Knowing how much to bid on a given lot is a tricky subject. Obviously, you could just bid $100 on every lot you want and you'd probably get most of them, but that only works for people who love fish and hate money.
Let's take a look at how much money people are actually willing to put down for a lot. If we have an idea of that, you'll know how much you need to bid in order to win without breaking the bank.
First, let's take a look at the actual dollar amount people are willing to bid. These data are based on the maximum bid given by users on lots (~900 bids in total). Even if the bid didn't win, it's shown here. But if someone bid $1 and then upped it to $5, only the $5 bid is counted.
Right away, we can see a few things:
Most people would rather bid low, but not too low ($5-10 is the sweet spot)
Round numbers are popular. Look at how many more people bid $5, $10, $15 or $20 compared to bidding just a dollar more or less
Once you get up to higher prices (above $40 or so), bidding an extra dollar -- $41 instead of $40 -- becomes a popular strategy.
Now, let's apply a rolling average to the data - that's just an average of the last 4 dollar amounts put together. So the bar representing a $10 bid is actually the average number of bids placed at $7, $8, $9 and $10. All this does is remove the spikes at round numbers, making it easier to see how much people are willing to bid.
This chart is interesting because it clearly shows how people's interest in spending money drops off as prices increases.
There are some great things for both buyers and sellers to learn here.
Take advantage of the round dollar amount psychological price points. If you only want to spend $5 on something, bid early in the auction. Remember, in a tie, the first bid placed wins.

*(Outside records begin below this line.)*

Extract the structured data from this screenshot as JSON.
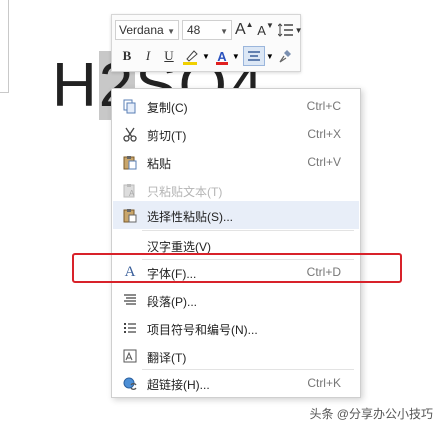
{
  "document": {
    "text_before": "H",
    "text_selected": "2",
    "text_after": "SO4"
  },
  "mini_toolbar": {
    "font_name": "Verdana",
    "font_size": "48",
    "grow_font_label": "A",
    "shrink_font_label": "A",
    "bold_label": "B",
    "italic_label": "I",
    "underline_label": "U",
    "font_color_label": "A",
    "colors": {
      "font_color": "#e02020",
      "highlight": "#f0d000"
    }
  },
  "context_menu": {
    "items": [
      {
        "label": "复制(C)",
        "shortcut": "Ctrl+C",
        "icon": "copy-icon"
      },
      {
        "label": "剪切(T)",
        "shortcut": "Ctrl+X",
        "icon": "cut-icon"
      },
      {
        "label": "粘贴",
        "shortcut": "Ctrl+V",
        "icon": "paste-icon"
      },
      {
        "label": "只粘贴文本(T)",
        "shortcut": "",
        "icon": "paste-text-icon"
      },
      {
        "label": "选择性粘贴(S)...",
        "shortcut": "",
        "icon": "paste-special-icon"
      },
      {
        "label": "汉字重选(V)",
        "shortcut": "",
        "icon": ""
      },
      {
        "label": "字体(F)...",
        "shortcut": "Ctrl+D",
        "icon": "font-icon"
      },
      {
        "label": "段落(P)...",
        "shortcut": "",
        "icon": "paragraph-icon"
      },
      {
        "label": "项目符号和编号(N)...",
        "shortcut": "",
        "icon": "bullets-icon"
      },
      {
        "label": "翻译(T)",
        "shortcut": "",
        "icon": "translate-icon"
      },
      {
        "label": "超链接(H)...",
        "shortcut": "Ctrl+K",
        "icon": "hyperlink-icon"
      }
    ]
  },
  "watermark": "头条 @分享办公小技巧"
}
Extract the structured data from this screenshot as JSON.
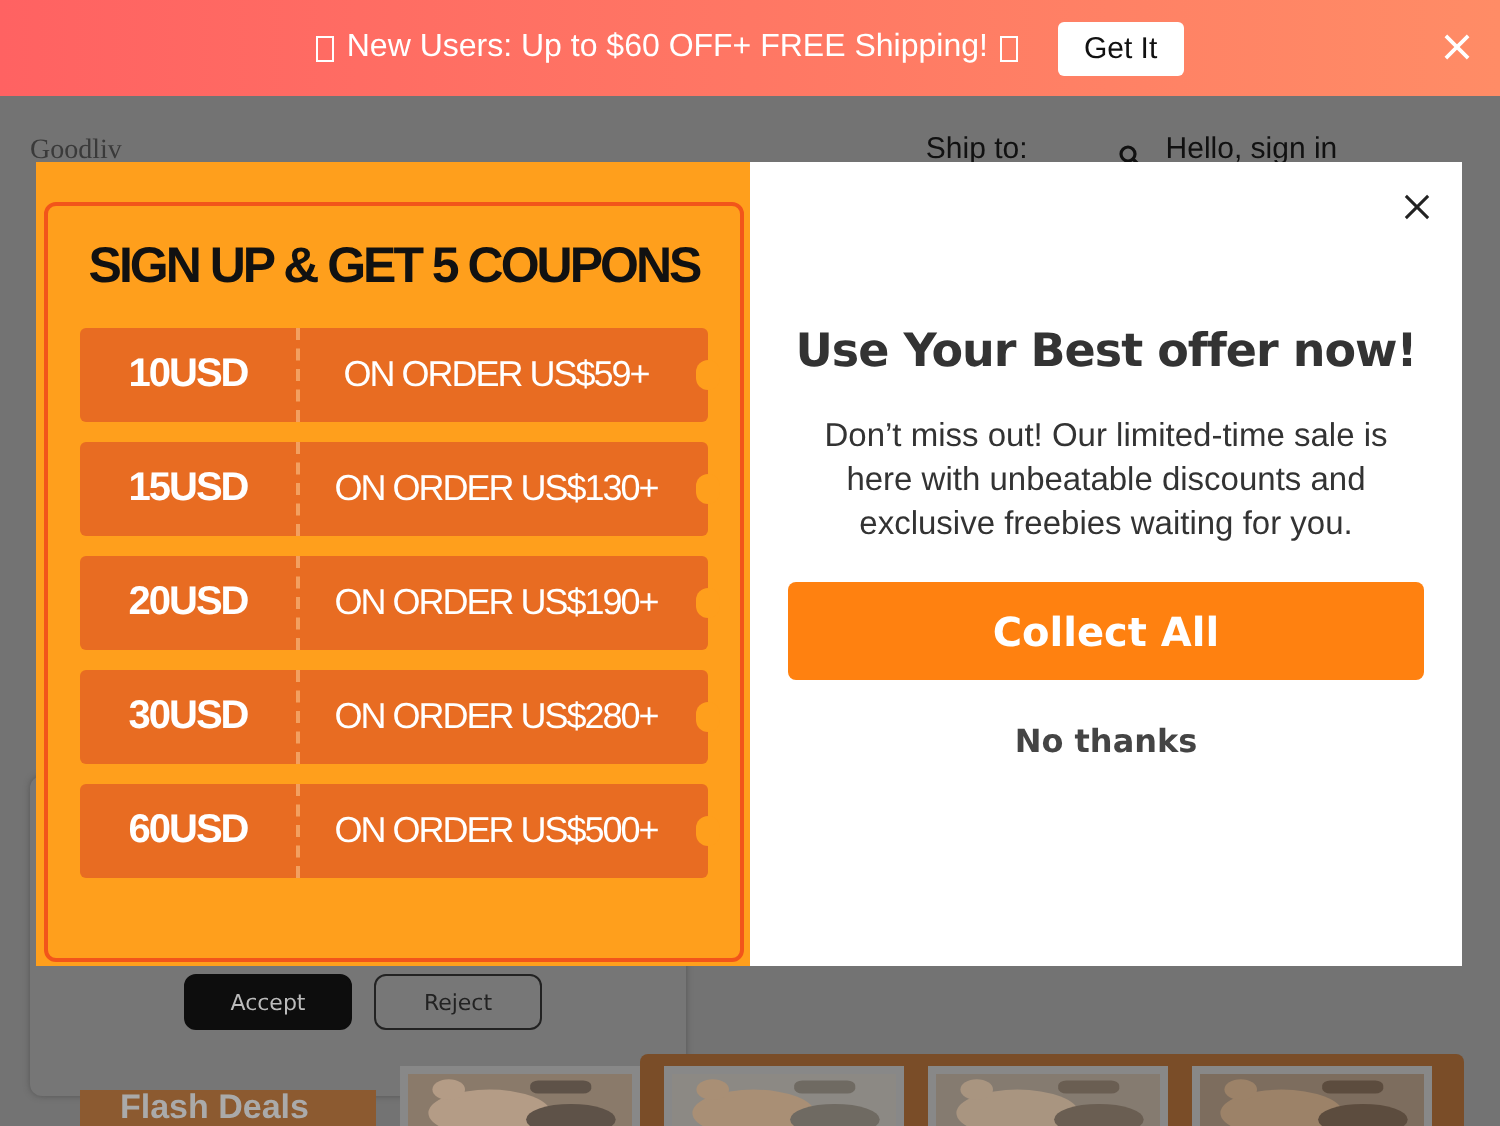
{
  "banner": {
    "text": "New Users: Up to $60 OFF+ FREE Shipping!",
    "button": "Get It"
  },
  "header": {
    "logo": "Goodliv",
    "ship_to": "Ship to:",
    "greeting": "Hello, sign in"
  },
  "cookie_banner": {
    "buttons": [
      {
        "label": "Accept",
        "kind": "primary"
      },
      {
        "label": "Reject",
        "kind": "outline"
      }
    ]
  },
  "flash_deals": {
    "title": "Flash Deals"
  },
  "modal": {
    "promo_title": "SIGN UP & GET 5 COUPONS",
    "coupons": [
      {
        "amount": "10USD",
        "condition": "ON ORDER US$59+"
      },
      {
        "amount": "15USD",
        "condition": "ON ORDER US$130+"
      },
      {
        "amount": "20USD",
        "condition": "ON ORDER US$190+"
      },
      {
        "amount": "30USD",
        "condition": "ON ORDER US$280+"
      },
      {
        "amount": "60USD",
        "condition": "ON ORDER US$500+"
      }
    ],
    "heading": "Use Your Best offer now!",
    "body": "Don’t miss out! Our limited-time sale is here with unbeatable discounts and exclusive freebies waiting for you.",
    "primary_button": "Collect All",
    "secondary_button": "No thanks"
  }
}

If you're trying to bid at the last minute, bid $6 instead of $5, or $11 instead of $10, to win against people bidding at round dollar amounts.
Remember that there will be more competition for lower priced items. If an auction is ending and you're trying to decide which lots you need to keep a close eye on, you should be more worried about losing the $5 plant than the $100 pleco (assuming you want to win them both equally, of course).
Use the proxy bidding system -- bid what a lot is worth to you, then go on about your day and skip the madness at the end of an auction. This is especially effective with high-priced items. As an example, let's say you really want a bag of high-end plecos. If you bid just a bit below the retail price, chances are no one else will outbid you (remember, the higher the price, the fewer other people you're bidding against), and you can focus on winning other, lower priced lots where there's more competition. If your bid ends up getting bumped up a bit, you still got them for less than retail, and if you get outbid, you at least made the other bidder pay retail (and you probably made a lifelong friend out of the seller).
Don't put $100 worth of shrimp in a single bag - you'll be priced too high for most people, decreasing competition. You'd do better to split that into multiple lots (unless you're selling a single fishbone pinto shrimp for $100, in which case cutting the shrimp in half is probably not going to encourage bidders).
Put a bit of extra stuff in a given lot to encourage people to bid just a bit more than the round number. Once you've broken the psychological barrier of $15, maybe someone will bid $19 on it?
There's no magic "right" number to value each lot at, because every item is worth a different amount. But, look at the smoothed chart above to see how big your target audience is. The cheaper the bag, the more people will be interested.